    Yes, all the planets in our solar system have a counter clockwise orbital direction when viewed from above the Sun's (or Earth's) North pole. Because they all formed from one single accretion disk that was spinning in that direction, and North is defined so that the orbital direction is counter clockwise. Of course the planetary rotational axes in our Solar system are much more random, instead of all being perfectly aligned as in the Kerbol system.


  6. Are you in career mode? Science mode? Or sandbox?

    In career and science mode, there are two main times when you need "connectivity". One is to pilot an automated craft (with a probe core). If you lose connectivity, you will lose some or all of your piloting ability.

    The other time is when you have some science and you want to send it home via radio. Crew reports and EVA reports are extreme cases of this -- however, it's a good idea to take two copies of almost every science report. Transmit one home via radio, and then drag the second copy physically all the way back to Kerbin. If you don't have connectivity, you can't transmit science.


  7. First, you have to have the right technology unlocked. To set up a communications network, you need a relay antenna. Only half of the antennas in the parts bin are capable of relay (it says in their description whether they are or not). The antenna on the craft in your picture is indeed a relay antenna.

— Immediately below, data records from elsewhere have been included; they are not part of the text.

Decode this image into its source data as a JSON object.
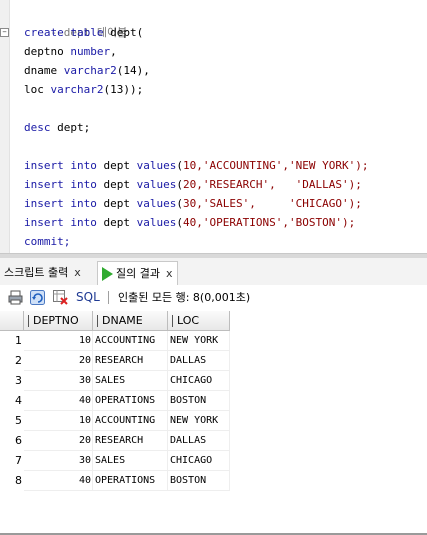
{
  "editor": {
    "comment": "--dept 테이블",
    "create_kw": "create table",
    "create_rest": " dept(",
    "col1_name": "deptno",
    "col1_type": "number",
    "col2_name": "dname",
    "col2_type": "varchar2",
    "col2_len": "(14),",
    "col3_name": "loc",
    "col3_type": "varchar2",
    "col3_len": "(13));",
    "desc_kw": "desc",
    "desc_rest": " dept;",
    "inserts": [
      {
        "kw1": "insert",
        "kw2": "into",
        "table": " dept ",
        "kw3": "values",
        "open": "(",
        "no": "10",
        "rest": ",'ACCOUNTING','NEW YORK');"
      },
      {
        "kw1": "insert",
        "kw2": "into",
        "table": " dept ",
        "kw3": "values",
        "open": "(",
        "no": "20",
        "rest": ",'RESEARCH',   'DALLAS');"
      },
      {
        "kw1": "insert",
        "kw2": "into",
        "table": " dept ",
        "kw3": "values",
        "open": "(",
        "no": "30",
        "rest": ",'SALES',     'CHICAGO');"
      },
      {
        "kw1": "insert",
        "kw2": "into",
        "table": " dept ",
        "kw3": "values",
        "open": "(",
        "no": "40",
        "rest": ",'OPERATIONS','BOSTON');"
      }
    ],
    "commit": "commit;"
  },
  "tabs": {
    "script_output": "스크립트 출력",
    "query_result": "질의 결과",
    "close_glyph": "x"
  },
  "toolbar": {
    "sql_label": "SQL",
    "fetch_status": "인출된 모든 행: 8(0,001초)"
  },
  "grid": {
    "columns": [
      "DEPTNO",
      "DNAME",
      "LOC"
    ],
    "rows": [
      {
        "n": "1",
        "deptno": "10",
        "dname": "ACCOUNTING",
        "loc": "NEW YORK"
      },
      {
        "n": "2",
        "deptno": "20",
        "dname": "RESEARCH",
        "loc": "DALLAS"
      },
      {
        "n": "3",
        "deptno": "30",
        "dname": "SALES",
        "loc": "CHICAGO"
      },
      {
        "n": "4",
        "deptno": "40",
        "dname": "OPERATIONS",
        "loc": "BOSTON"
      },
      {
        "n": "5",
        "deptno": "10",
        "dname": "ACCOUNTING",
        "loc": "NEW YORK"
      },
      {
        "n": "6",
        "deptno": "20",
        "dname": "RESEARCH",
        "loc": "DALLAS"
      },
      {
        "n": "7",
        "deptno": "30",
        "dname": "SALES",
        "loc": "CHICAGO"
      },
      {
        "n": "8",
        "deptno": "40",
        "dname": "OPERATIONS",
        "loc": "BOSTON"
      }
    ]
  },
  "colors": {
    "keyword": "#1a1aa6",
    "comment": "#7a7a7a",
    "literal": "#8b0000",
    "run_green": "#2faa2f"
  }
}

    This relay antenna needs to be attached to a craft that has some power, and control ability. Generally, you can get power and control ability from a single probe core (as long as you leave the craft alone). Then you need to leave that craft with the relay antenna permanently orbiting somewhere. If you want your current craft to land, and you want your relay antenna in orbit, that means you need to detach one from the other with a decoupler, or some other method.

    To judge whether your communication network will actually function, you need to understand that all antennas have maximum communication ranges. Range = sqrt(antenna_power1 * antenna_power2). Kerbin has a network of extremely powerful communication dishes on the surface.

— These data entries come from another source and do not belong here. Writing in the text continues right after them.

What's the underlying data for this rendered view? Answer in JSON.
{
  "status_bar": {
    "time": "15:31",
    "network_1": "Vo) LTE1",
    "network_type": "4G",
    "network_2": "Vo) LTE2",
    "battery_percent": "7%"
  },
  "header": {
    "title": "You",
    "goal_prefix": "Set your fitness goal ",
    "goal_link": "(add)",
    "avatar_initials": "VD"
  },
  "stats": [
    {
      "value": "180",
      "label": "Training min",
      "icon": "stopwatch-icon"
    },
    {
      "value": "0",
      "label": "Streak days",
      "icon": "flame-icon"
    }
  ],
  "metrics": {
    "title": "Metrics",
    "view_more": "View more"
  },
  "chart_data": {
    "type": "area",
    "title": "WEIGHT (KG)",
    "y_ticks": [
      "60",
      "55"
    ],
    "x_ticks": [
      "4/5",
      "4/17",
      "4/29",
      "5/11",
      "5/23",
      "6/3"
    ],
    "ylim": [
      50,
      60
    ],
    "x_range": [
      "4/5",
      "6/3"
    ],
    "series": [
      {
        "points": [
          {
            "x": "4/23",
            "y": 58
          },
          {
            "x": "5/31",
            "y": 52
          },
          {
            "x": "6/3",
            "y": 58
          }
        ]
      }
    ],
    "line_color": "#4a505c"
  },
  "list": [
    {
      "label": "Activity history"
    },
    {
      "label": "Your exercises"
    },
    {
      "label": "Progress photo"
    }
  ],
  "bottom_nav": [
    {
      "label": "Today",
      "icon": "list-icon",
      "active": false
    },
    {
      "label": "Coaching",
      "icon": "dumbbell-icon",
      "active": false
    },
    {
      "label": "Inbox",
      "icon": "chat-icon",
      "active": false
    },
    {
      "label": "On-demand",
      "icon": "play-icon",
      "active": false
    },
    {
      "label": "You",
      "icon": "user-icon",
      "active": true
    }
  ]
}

    So you can either calculate the range, or just do an experiment to see if the range will be enough with the antenna you have. You also need to know if you want perfect coverage, or if you are OK with the concept of sometimes losing communication contact. Setting up a network with permanent coverage is much more difficult than just putting one comsat in orbit.


  8. The M700 scanner detects biomes that have a particular resource. Except that the scanner only has a vague idea of where the biome is. It shows a smeared out map of the approximate average concentration in the biome. If the spot is near the edge of a biome, it shows the average of the biome averaged with the average of all the other biomes around it.

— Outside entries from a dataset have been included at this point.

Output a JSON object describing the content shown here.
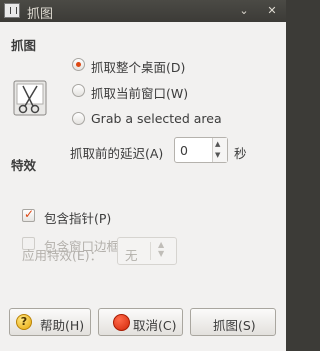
{
  "window": {
    "title": "抓图",
    "menu_arrow": "⌄",
    "close": "✕"
  },
  "capture_section": {
    "heading": "抓图",
    "options": [
      {
        "label": "抓取整个桌面(D)",
        "checked": true
      },
      {
        "label": "抓取当前窗口(W)",
        "checked": false
      },
      {
        "label": "Grab a selected area",
        "checked": false
      }
    ],
    "delay_label": "抓取前的延迟(A)",
    "delay_value": "0",
    "delay_unit": "秒"
  },
  "effects_section": {
    "heading": "特效",
    "include_pointer": {
      "label": "包含指针(P)",
      "checked": true
    },
    "include_border": {
      "label": "包含窗口边框(B)",
      "checked": false,
      "disabled": true
    },
    "apply_effect_label": "应用特效(E)：",
    "apply_effect_value": "无"
  },
  "buttons": {
    "help": "帮助(H)",
    "help_icon_glyph": "?",
    "cancel": "取消(C)",
    "capture": "抓图(S)"
  },
  "colors": {
    "accent": "#dd4814",
    "titlebar": "#3c3b37",
    "background": "#f2f1f0"
  }
}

    An increase in the detection level only shows you where the center of the biome is. It most certainly does not show a relative increase in ore density. Although, the intensity at the center of the biomes can be compared with the intensity of the centers of the other biomes to perhaps gain some insight into which biome is the best.

    Once you have used the M700 scanner to detect which biomes are most likely to contain the ore in question -- if you want actual concentrations, you only have 3 choices, drill, use a surface scanner, or use the narrow band scanner. Adding interesting random variations to the ore concentrations is entirely up to whatever mod added the ore type.

  9. The way you are intended to fulfill this sort of mission is with ISRU. Go to Minmus, land, mine the ore, convert to fuel. Launch back to orbit.

    Once it's orbiting Minmus, the contract will complete.

    Then you can do what you want with the craft -- generally land it again and turn it into a refueling base on the surface.

    Yes, I understand that you don't have drills or fuel converters yet, but the point is to wait to complete the contract until you have the tech.


  • Create New...